Author’s Note

August, 2016

This book has two objectives: 1) to explain why the American Right seems to have an increasingly difficult time with basic principles of governance required for a free society; and 2) to make a case for government that is consistent with the American ideal of liberty, our modern institutions, and the key values of both political parties.

Donald Trump’s 2016 nomination for president brings the first question to the foreground of American debate (as I thought it might when I began writing this book a year ago). It’s not hard to spot Trump’s authoritarian tendencies and disregard for many of the principles on which this country was founded. But these difficulties with political freedom have been long-simmering on the American Right, and extend beyond Trump. For example, among leading Republican primary candidates in 2016, we often saw:

  • A lack of concern for civil liberties and the rule of law
  • Unserious budget plans that point to significant deficit spending
  • A lack of concern about melding religion and politics
  • An intense focus on the personality of leadership
  • Hostility to science, the press, and the empirical world

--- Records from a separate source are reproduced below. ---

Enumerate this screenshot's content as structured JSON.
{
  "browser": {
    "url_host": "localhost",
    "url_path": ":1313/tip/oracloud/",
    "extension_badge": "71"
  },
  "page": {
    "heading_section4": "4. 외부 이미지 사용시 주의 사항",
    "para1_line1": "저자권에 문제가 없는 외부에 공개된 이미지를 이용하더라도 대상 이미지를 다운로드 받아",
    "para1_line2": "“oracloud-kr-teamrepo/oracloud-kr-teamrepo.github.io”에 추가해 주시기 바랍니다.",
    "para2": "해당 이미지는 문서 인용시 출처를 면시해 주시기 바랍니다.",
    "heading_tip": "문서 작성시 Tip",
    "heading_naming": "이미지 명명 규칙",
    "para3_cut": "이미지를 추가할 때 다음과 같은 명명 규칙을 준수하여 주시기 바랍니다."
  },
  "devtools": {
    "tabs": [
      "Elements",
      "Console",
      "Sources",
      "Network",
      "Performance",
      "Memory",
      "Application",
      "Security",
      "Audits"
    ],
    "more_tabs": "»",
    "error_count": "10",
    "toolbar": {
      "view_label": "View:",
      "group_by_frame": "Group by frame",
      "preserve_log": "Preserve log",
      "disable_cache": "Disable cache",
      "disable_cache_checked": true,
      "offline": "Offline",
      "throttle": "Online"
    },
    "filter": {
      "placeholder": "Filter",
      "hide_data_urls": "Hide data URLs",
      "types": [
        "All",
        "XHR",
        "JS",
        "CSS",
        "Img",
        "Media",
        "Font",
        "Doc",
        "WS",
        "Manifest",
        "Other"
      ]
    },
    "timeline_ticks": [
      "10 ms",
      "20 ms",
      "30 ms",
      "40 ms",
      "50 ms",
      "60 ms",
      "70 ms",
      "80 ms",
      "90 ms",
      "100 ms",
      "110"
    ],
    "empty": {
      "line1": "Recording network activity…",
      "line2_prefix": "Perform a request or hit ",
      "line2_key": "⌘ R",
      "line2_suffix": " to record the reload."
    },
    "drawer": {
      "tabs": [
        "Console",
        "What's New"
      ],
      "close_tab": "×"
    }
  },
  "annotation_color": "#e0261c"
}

To be clear, there are no angels in politics on the Left or the Right. That said, many people are mystified by the direction of the American Right. I felt compelled to write this book because recent political events have borne out a longstanding thesis of mine: Misguided idealism on the American Right is undermining its best elements and empowering its worst.

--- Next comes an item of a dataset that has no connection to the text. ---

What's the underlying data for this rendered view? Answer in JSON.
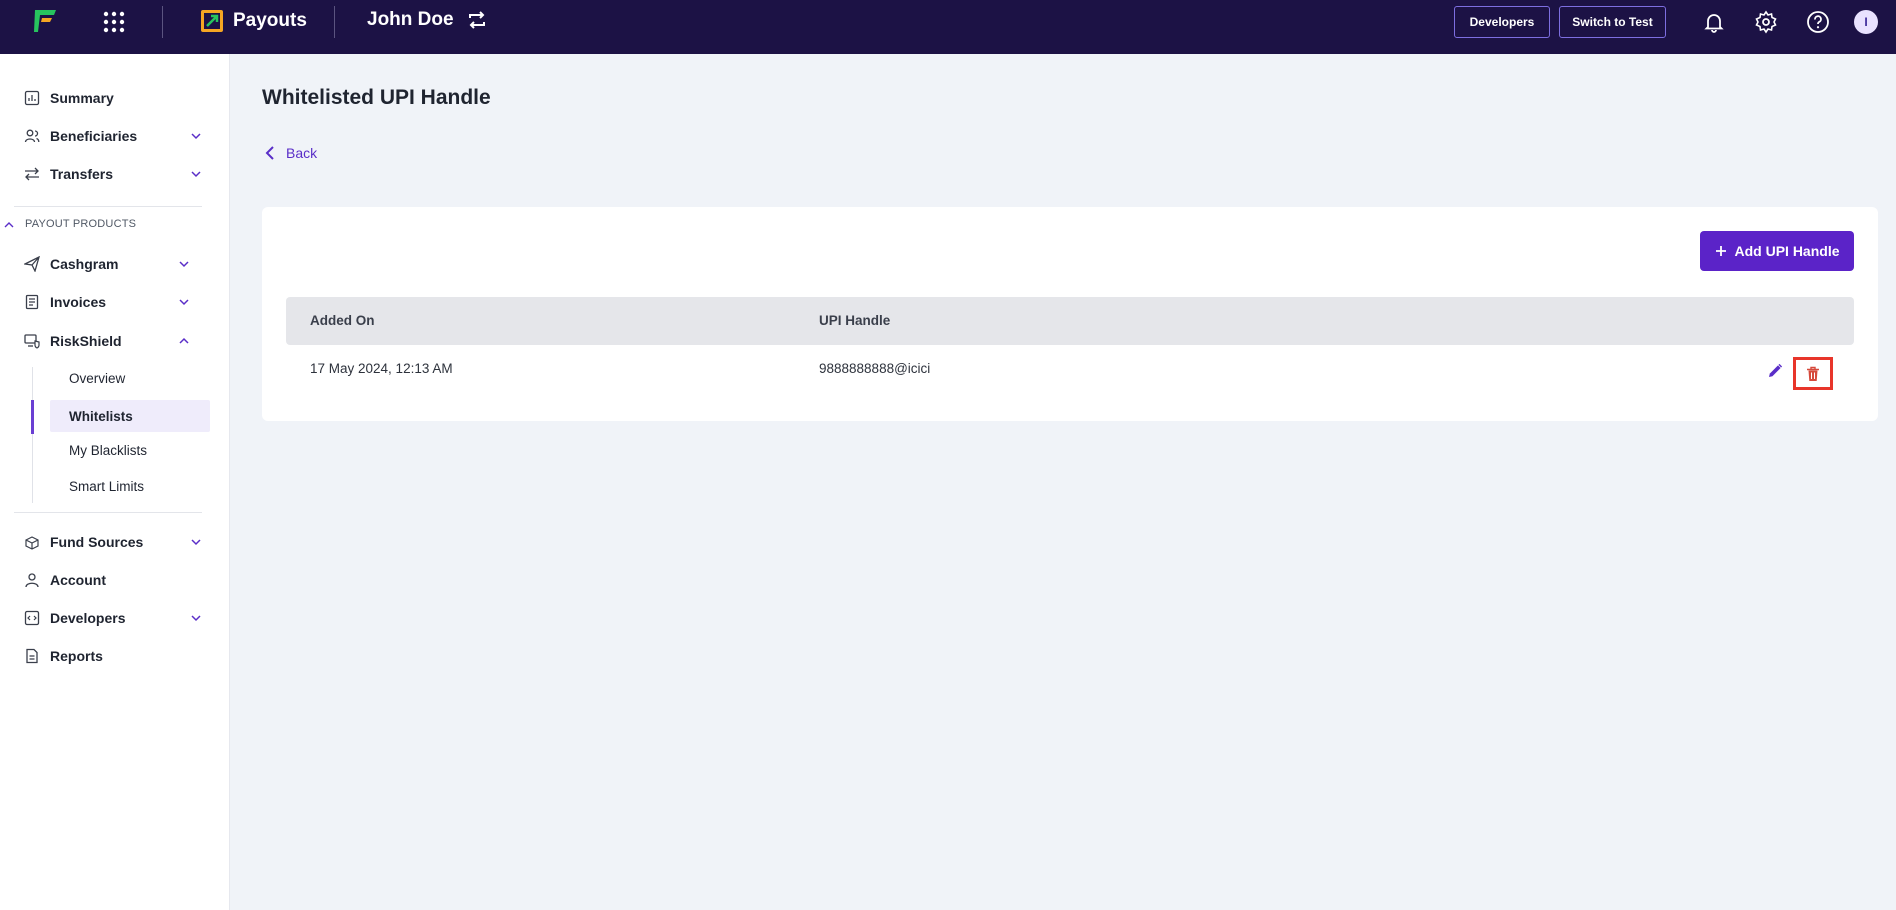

My goal is to offer a substantive yet readable book that meets both objectives above—a book that explains this misguided idealism and constructively points to a different direction forward. Elections matter. Politics, ideas, and ideals matter. If the upcoming U.S. election were only a referendum on whether or not to condone torture of terror suspects, or only a referendum on whether an American-born judge should be deemed unfit because of his “heritage,” then I would hope for the nation to make the correct decision.

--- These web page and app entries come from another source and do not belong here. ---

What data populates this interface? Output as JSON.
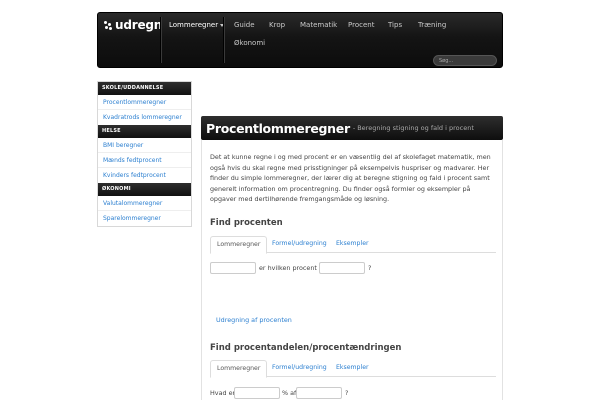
{
  "brand": {
    "name": "udregn"
  },
  "nav": {
    "items": [
      {
        "label": "Lommeregner"
      },
      {
        "label": "Guide"
      },
      {
        "label": "Krop"
      },
      {
        "label": "Matematik"
      },
      {
        "label": "Procent"
      },
      {
        "label": "Tips"
      },
      {
        "label": "Træning"
      },
      {
        "label": "Økonomi"
      }
    ],
    "search_placeholder": "Søg..."
  },
  "sidebar": {
    "sections": [
      {
        "heading": "SKOLE/UDDANNELSE",
        "items": [
          "Procentlommeregner",
          "Kvadratrods lommeregner"
        ]
      },
      {
        "heading": "HELSE",
        "items": [
          "BMI beregner",
          "Mænds fedtprocent",
          "Kvinders fedtprocent"
        ]
      },
      {
        "heading": "ØKONOMI",
        "items": [
          "Valutalommeregner",
          "Sparelommeregner"
        ]
      }
    ]
  },
  "page": {
    "title": "Procentlommeregner",
    "subtitle": "- Beregning stigning og fald i procent",
    "intro": "Det at kunne regne i og med procent er en væsentlig del af skolefaget matematik, men også hvis du skal regne med prisstigninger på eksempelvis huspriser og madvarer. Her finder du simple lommeregner, der lærer dig at beregne stigning og fald i procent samt generelt information om procentregning. Du finder også formler og eksempler på opgaver med dertilhørende fremgangsmåde og løsning."
  },
  "section1": {
    "title": "Find procenten",
    "tabs": [
      "Lommeregner",
      "Formel/udregning",
      "Eksempler"
    ],
    "middle_text": "er hvilken procent af",
    "end_text": "?",
    "link": "Udregning af procenten"
  },
  "section2": {
    "title": "Find procentandelen/procentændringen",
    "tabs": [
      "Lommeregner",
      "Formel/udregning",
      "Eksempler"
    ],
    "prefix": "Hvad er",
    "middle_text": "% af",
    "end_text": "?"
  }
}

But even if those questions are decided correctly, we still have a long way to go to govern in a way that meets the potential of our ideals. Though this book focuses on the American Right, my hope is that it is received in the spirit in which it was written—an earnest effort to make sense of recent political developments by considering principles of political freedom common to us all.